Mom turns six different shades of red, each one specific to whatever rage or embarrassment the slot machine of her emotions flies through. Please land on embarrassed, I think as the colors fly across her face. If it's embarrassment, I'll have time to apologize. If it's anger, I don't think I can get out of the range of her Fists of Death fast enough.
I barely hear the knock on the door over Jordan's screams of pure fury. Mechanically, Mom opens the door. On the other side, standing in the ankle-deep snow on the stoop, are two pink-faced police officers. Jane stands between them, furious. Her dark eyes narrow. She points and me and mouths You.
"What on this earth?" Mom says, stunned enough by the officers flanking Jane that she forgets Jordan. "Jane, what happened?"
"Apparently," the first officer says. "She and your daughter, Sarah, staged a little impromptu play at the Wal-Mart tonight, which involved Miss Jennings pretending to be pregnant while your daughter jumped to the head of the line to purchase a toy. The paramedics were not amused. Neither are we."
The entire living room has gone silent and every relative I have is looking at me like I've sprouted a radioactive head. Jordan looks from the face of one adult to the other and realizes that she is no longer the center of attention. She takes the doll and throws it across the room, but no one even bothers looking. She starts crying again and her mother swats her across the mouth. Stunned, Jordan shuts up without another sound. No one has ever raised their hand to her. It's almost worth it. It would be so worth it if I wasn't about to die. For the first time in my life, I'm the center of attention, and I'd give anything to become Transparent Girl.
"We need you to come down to the station with us," the first officer continues, speaking to Mom but glaring at me. "To straighten this mess out."
Mom glares at me with the mom-look that scares marine drill-sergeants. It's a whole conversation in itself. Get your butt out that door and I swear just as soon as we're alone again your ass is mine.
I slink out the door, feeling everyone's eyes on me, boring holes into my back.
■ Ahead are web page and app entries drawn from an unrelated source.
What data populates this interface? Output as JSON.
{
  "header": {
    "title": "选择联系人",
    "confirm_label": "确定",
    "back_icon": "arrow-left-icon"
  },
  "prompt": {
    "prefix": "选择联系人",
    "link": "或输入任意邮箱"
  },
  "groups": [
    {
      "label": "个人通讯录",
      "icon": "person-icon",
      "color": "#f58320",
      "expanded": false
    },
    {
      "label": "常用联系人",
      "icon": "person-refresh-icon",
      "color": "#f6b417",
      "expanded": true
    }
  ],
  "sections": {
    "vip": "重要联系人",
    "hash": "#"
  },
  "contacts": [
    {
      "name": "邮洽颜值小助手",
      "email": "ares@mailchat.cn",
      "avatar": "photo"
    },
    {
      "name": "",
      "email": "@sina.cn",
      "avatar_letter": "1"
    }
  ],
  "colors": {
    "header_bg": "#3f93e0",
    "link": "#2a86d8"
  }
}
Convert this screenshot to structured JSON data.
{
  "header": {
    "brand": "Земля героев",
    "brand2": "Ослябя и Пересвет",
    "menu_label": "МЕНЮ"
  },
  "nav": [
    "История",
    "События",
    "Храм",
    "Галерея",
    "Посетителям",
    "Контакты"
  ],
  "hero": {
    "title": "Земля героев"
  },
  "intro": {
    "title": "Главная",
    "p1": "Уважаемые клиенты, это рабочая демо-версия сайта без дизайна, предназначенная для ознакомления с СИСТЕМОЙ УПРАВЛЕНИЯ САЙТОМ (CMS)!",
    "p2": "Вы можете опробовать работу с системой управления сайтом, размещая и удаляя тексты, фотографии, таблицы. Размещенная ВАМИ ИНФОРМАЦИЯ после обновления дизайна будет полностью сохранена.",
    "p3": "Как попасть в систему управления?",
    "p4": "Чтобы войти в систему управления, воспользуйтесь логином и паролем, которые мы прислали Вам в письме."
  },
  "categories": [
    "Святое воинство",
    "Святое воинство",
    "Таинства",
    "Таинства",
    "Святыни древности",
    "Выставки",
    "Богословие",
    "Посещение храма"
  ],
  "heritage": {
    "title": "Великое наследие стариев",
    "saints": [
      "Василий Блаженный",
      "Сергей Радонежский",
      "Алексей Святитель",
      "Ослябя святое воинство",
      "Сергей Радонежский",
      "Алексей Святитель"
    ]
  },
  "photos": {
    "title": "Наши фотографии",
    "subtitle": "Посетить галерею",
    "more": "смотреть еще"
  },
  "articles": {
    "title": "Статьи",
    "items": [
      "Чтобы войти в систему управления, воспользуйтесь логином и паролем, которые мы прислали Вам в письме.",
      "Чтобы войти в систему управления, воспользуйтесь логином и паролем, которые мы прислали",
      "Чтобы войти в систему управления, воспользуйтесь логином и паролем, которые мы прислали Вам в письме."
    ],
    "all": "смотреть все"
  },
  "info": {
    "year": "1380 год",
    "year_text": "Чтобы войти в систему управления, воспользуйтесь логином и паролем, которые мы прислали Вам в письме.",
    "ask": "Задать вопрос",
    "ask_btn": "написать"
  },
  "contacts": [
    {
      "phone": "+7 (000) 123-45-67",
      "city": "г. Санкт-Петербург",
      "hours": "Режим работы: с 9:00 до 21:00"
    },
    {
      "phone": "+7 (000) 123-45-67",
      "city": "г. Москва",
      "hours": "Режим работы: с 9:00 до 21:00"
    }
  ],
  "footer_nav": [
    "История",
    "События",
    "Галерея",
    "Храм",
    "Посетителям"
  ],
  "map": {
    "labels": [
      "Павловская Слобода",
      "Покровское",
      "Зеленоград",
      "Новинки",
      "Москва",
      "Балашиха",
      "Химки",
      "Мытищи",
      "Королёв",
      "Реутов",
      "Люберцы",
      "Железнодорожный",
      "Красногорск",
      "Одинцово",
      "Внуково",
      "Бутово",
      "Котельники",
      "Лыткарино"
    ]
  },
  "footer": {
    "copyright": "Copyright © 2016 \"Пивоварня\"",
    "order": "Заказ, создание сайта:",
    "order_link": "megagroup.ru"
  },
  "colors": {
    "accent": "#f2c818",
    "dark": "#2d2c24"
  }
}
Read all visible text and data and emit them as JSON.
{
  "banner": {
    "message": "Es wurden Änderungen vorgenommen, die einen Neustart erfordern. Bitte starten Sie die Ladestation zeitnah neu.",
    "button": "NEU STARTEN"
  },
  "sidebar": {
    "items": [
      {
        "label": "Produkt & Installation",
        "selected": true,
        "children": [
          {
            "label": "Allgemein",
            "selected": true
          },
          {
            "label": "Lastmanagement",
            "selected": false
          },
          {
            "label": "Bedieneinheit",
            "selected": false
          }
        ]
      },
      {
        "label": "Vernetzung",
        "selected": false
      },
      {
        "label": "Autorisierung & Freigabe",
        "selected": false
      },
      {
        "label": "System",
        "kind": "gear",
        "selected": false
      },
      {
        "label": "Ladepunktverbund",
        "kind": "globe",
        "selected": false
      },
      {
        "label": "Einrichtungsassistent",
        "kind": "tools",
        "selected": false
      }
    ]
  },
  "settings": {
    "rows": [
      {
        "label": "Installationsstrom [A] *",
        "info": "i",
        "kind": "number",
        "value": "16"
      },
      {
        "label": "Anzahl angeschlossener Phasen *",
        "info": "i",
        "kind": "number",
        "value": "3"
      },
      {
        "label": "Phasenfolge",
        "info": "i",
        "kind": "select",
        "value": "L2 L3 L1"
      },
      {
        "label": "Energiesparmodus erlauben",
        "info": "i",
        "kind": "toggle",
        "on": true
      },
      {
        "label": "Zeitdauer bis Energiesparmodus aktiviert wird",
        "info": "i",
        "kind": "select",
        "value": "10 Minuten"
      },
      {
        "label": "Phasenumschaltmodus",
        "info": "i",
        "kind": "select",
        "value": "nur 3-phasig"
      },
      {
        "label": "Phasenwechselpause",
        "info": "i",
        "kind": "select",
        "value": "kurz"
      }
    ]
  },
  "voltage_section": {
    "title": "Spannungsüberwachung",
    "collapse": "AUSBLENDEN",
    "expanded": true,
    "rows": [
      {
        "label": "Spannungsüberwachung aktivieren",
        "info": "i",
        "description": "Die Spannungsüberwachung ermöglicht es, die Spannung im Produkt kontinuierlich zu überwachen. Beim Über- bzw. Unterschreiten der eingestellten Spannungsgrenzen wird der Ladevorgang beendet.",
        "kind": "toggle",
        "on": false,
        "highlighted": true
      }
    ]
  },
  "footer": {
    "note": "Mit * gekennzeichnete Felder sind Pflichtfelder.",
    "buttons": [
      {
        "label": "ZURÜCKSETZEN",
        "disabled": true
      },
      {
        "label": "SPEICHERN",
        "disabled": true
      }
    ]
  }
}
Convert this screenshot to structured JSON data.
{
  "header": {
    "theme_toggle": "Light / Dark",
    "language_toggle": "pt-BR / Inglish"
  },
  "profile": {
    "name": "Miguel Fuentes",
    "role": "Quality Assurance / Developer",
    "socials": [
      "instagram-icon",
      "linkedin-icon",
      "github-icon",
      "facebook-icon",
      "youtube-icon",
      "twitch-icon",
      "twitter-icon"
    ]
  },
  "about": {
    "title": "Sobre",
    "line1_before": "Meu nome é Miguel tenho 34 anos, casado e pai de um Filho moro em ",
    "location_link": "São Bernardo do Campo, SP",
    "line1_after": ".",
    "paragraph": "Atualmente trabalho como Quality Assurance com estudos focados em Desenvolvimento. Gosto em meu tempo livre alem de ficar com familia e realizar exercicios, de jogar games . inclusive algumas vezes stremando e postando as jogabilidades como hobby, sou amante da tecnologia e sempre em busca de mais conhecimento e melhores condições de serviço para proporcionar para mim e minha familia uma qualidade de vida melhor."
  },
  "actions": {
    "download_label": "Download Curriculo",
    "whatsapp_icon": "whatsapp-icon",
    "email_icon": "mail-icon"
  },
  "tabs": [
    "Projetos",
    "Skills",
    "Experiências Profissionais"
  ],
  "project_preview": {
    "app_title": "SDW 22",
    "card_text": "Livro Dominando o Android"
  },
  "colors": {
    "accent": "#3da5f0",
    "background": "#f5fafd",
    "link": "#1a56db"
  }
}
The first officer puts his hands on my shoulders and steers me out of the house and into the police car. This is my first ride in a police car. I really think I'd enjoy it more if the metal grill didn't block my view of everything.
Jane sits beside me in silence for a long time. I can hear the snow patting wetly on the roof of the squad car. Mom is talking to the cops, holding it together amazingly well, considering that I can see the vein in her forehead throbbing from here. The whole family is gathered in the front yard, staring. I've given them a better show than uncle Harry dancing drunkenly around the Christmas tree playing a tune on a comb with a piece of paper taped to it.
Jane leans over to me, still staring straight ahead with a murderous lividity I've only seen in the wanted pictures of sociopaths hanging up at the post office. "When we go to jail," she whispers in my ear, "you had better find the biggest, butchest woman named Bertha and be her bitch. You're going to need all the protection you can get because I swear I'm going to find the meanest, most skanky-assed woman I can to beat the hell out of you, no matter what I have to do to get it done."
Tis the season.